My very relieved husband was waiting for me at the finish line and kept saying how amazed he was at how good I looked. He had been getting a little worried as he saw a large number of people coming in by medical vehicle and had been regularly checking the medical tent for me. It had taken me 5 hours 44 minutes which was 44 minutes more than I would estimate my time for a marathon. I was happy with that though as the conditions were like nothing I had ever raced in before.

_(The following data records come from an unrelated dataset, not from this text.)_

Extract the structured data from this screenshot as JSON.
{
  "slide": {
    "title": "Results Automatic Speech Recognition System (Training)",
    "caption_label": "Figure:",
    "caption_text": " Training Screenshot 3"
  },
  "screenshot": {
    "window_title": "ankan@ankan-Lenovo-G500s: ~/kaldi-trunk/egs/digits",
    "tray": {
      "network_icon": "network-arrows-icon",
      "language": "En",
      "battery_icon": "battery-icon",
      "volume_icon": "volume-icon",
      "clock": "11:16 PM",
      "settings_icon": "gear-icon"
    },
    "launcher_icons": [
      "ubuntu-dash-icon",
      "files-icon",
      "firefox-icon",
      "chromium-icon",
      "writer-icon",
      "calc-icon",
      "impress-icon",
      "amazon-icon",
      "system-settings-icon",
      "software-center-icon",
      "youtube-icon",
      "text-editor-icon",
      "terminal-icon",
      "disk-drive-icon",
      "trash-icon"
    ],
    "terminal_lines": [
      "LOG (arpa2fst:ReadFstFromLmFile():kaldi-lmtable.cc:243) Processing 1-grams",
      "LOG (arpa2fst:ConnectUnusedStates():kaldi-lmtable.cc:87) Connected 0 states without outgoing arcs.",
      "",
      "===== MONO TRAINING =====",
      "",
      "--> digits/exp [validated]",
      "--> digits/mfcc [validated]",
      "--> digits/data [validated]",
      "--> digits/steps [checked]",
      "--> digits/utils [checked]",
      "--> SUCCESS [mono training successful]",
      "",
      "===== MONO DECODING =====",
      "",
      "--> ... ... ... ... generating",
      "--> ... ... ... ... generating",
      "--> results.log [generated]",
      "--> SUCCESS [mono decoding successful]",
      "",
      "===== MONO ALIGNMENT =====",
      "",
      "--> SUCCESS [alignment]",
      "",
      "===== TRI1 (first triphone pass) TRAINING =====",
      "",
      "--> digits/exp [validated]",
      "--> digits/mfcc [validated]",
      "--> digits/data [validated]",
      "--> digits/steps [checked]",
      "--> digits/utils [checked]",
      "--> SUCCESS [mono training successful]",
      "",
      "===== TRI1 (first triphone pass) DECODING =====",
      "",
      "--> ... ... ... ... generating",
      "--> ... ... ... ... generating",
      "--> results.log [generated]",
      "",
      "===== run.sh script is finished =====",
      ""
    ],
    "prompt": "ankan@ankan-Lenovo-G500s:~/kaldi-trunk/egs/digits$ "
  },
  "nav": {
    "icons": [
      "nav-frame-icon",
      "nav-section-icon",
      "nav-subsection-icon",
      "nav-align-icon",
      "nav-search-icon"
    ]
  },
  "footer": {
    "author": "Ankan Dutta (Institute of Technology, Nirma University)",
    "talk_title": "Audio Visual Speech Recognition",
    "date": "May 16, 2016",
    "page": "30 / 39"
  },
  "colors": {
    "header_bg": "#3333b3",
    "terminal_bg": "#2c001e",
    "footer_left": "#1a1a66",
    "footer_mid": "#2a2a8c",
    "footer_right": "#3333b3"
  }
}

The organization of the marathon was pretty good. The track was very well marked and at no time did you feel that you could get lost. There were plenty of water stations although it was difficult to know how far away from one you were at any given time. It would have been nice to have been given a map prior to the run but I understand that the course had to be changed at the last minute due to rain 3 days prior to the event. I take my hat off to the organizers of the event as it could not have been easy to have done this in an undeveloped country like Myanmar.
Overall the event was awesome, challenging and an experience of a lifetime. I would encourage anyone who likes an event that is a bit different to have a go but keep in mind it is not an event to do under prepared. After the marathon there was a presentation evening at which the Aussie contingent had a very good time! A number of drinks were had and a number of photos taken.

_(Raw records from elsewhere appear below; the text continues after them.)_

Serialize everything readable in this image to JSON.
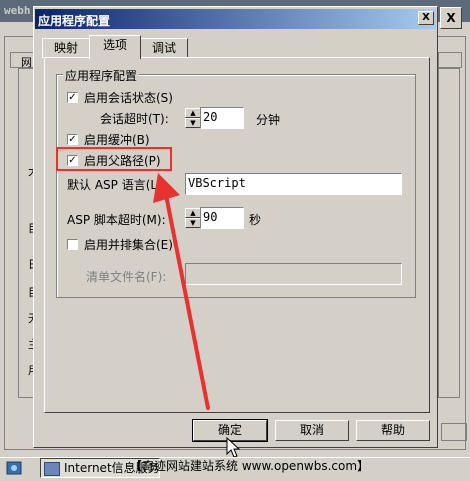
{
  "background": {
    "title_fragment": "webh",
    "tab_fragment": "网",
    "close_glyph": "X",
    "side_chars": [
      "大",
      "目",
      "日",
      "目",
      "无",
      "主",
      "用"
    ]
  },
  "dialog": {
    "title": "应用程序配置",
    "close_glyph": "X",
    "tabs": [
      {
        "label": "映射",
        "selected": false
      },
      {
        "label": "选项",
        "selected": true
      },
      {
        "label": "调试",
        "selected": false
      }
    ],
    "group_title": "应用程序配置",
    "options": {
      "session_state": {
        "label": "启用会话状态(S)",
        "checked": true
      },
      "session_timeout": {
        "label": "会话超时(T):",
        "value": "20",
        "unit": "分钟"
      },
      "buffering": {
        "label": "启用缓冲(B)",
        "checked": true
      },
      "parent_paths": {
        "label": "启用父路径(P)",
        "checked": true
      },
      "default_language": {
        "label": "默认 ASP 语言(L):",
        "value": "VBScript"
      },
      "script_timeout": {
        "label": "ASP 脚本超时(M):",
        "value": "90",
        "unit": "秒"
      },
      "side_by_side": {
        "label": "启用并排集合(E)",
        "checked": false
      },
      "manifest": {
        "label": "清单文件名(F):",
        "value": ""
      }
    },
    "buttons": {
      "ok": "确定",
      "cancel": "取消",
      "help": "帮助"
    }
  },
  "taskbar": {
    "task1": "Internet",
    "task2": "信息服务",
    "watermark": "【奇迹网站建站系统 www.openwbs.com】"
  },
  "colors": {
    "highlight": "#e8322e",
    "title_start": "#0a246a",
    "title_end": "#a6caf0"
  }
}
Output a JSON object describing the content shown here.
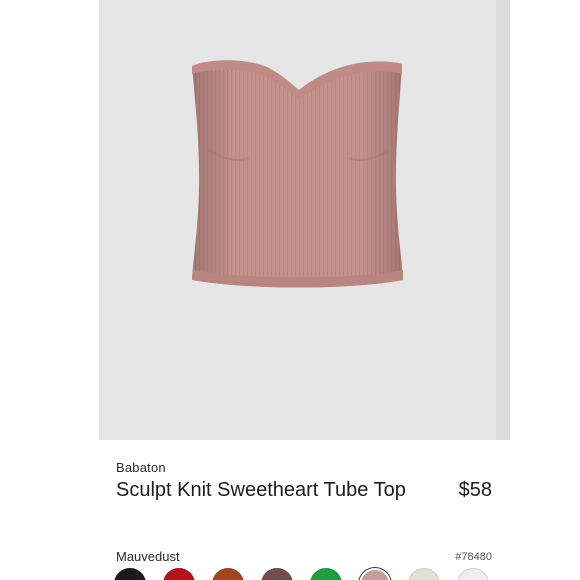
{
  "product": {
    "brand": "Babaton",
    "title": "Sculpt Knit Sweetheart Tube Top",
    "price": "$58",
    "color_name": "Mauvedust",
    "style_number": "#78480",
    "image": "pink-ribbed-strapless-tube-top"
  },
  "swatches": [
    {
      "name": "black",
      "color": "#1a1a1a"
    },
    {
      "name": "red",
      "color": "#b5121b"
    },
    {
      "name": "rust",
      "color": "#a0471f"
    },
    {
      "name": "brown",
      "color": "#6e4f49"
    },
    {
      "name": "green",
      "color": "#1e9e3e"
    },
    {
      "name": "mauvedust",
      "color": "#c59c9b",
      "selected": true
    },
    {
      "name": "sage",
      "color": "#dfe3d2"
    },
    {
      "name": "light-grey",
      "color": "#efefef"
    }
  ],
  "colors": {
    "image_background": "#e6e6e6",
    "garment": "#c8948f"
  }
}
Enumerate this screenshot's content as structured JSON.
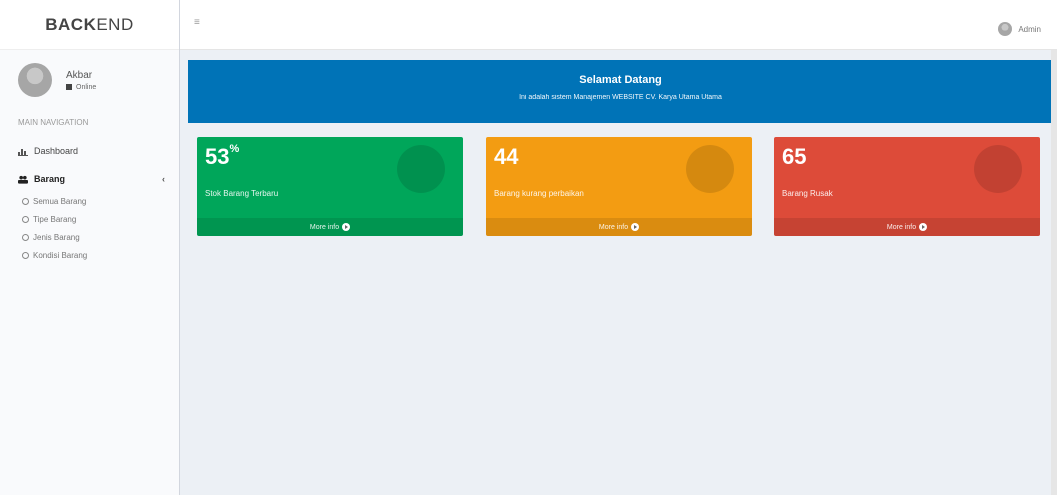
{
  "brand": {
    "bold": "BACK",
    "light": "END"
  },
  "user": {
    "name": "Akbar",
    "status": "Online"
  },
  "sidebar": {
    "header": "MAIN NAVIGATION",
    "items": [
      {
        "label": "Dashboard",
        "icon": "bar-chart-icon"
      },
      {
        "label": "Barang",
        "icon": "users-icon"
      }
    ],
    "submenu": [
      "Semua Barang",
      "Tipe Barang",
      "Jenis Barang",
      "Kondisi Barang"
    ]
  },
  "topbar": {
    "username": "Admin"
  },
  "welcome": {
    "title": "Selamat Datang",
    "subtitle": "Ini adalah sistem Manajemen WEBSITE CV. Karya Utama Utama"
  },
  "boxes": [
    {
      "number": "53",
      "suffix": "%",
      "text": "Stok Barang Terbaru",
      "footer": "More info",
      "color": "#00a65a"
    },
    {
      "number": "44",
      "suffix": "",
      "text": "Barang kurang perbaikan",
      "footer": "More info",
      "color": "#f39c12"
    },
    {
      "number": "65",
      "suffix": "",
      "text": "Barang Rusak",
      "footer": "More info",
      "color": "#dd4b39"
    }
  ]
}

Following this a number of us flew to Ngpali Beach for some well earned R and R. It was beautiful and just what my 8 black toe nails needed!
A Brief Summary of the Inaugural Bagan Temple Marathon
- Spectacular scenery
- Amazing people
- Extremely hot and humid conditions
- Massive variety of running surfaces (mud, sand, gravel, bitumen but luckily not many hills)
- Great new running buddies
- Fantastic finishers medal
The most awesome experience ever. If you love running, travelling and Asia then it is a marathon not to miss. Do it now before the country becomes too developed.
Bagan Temple Marathon TestimonialsThe Bagan Temple Marathon trip was fantastic. I had one of the best holidays that I can recall. I was very pleasantly surprised by how well organised the whole trip was (given that it's the first ...
The Bagan Temple Marathon trip was fantastic. I had one of the best holidays that I can recall. I was very pleasantly surprised by how well organised the whole trip was (given that it’s the first time) and also at how luxurious the hotels / resorts were. I would strongly recommend the trip to anyone considering it.The marathon was great, but challenging because of the heat. The Bagan Temple area is fascinating, and running through it was great. The second half of the marathon became a matter of survival, however, as it got incredibly hot. Pretty slow times, but who cares. The experience was great.
Peter Finch, December 2013
Absolutely fantastic experience. So glad to have competed in this event, despite the 42 degree temp on the day. Burma was amazing and the Tour Guides who we dealt with were extremely informative, personable, fun and professional. We met some great people from around the world who we have continued to keep in touch with. Highly recommend this event, it was well organised, a true adventure marathon, great to experience Burma before it becomes another Thailand ….. For me the highlight of the trip also was the Balloon ride over the Bagan Temples, as well as finishing the race!!!
Denise Coult, December 2013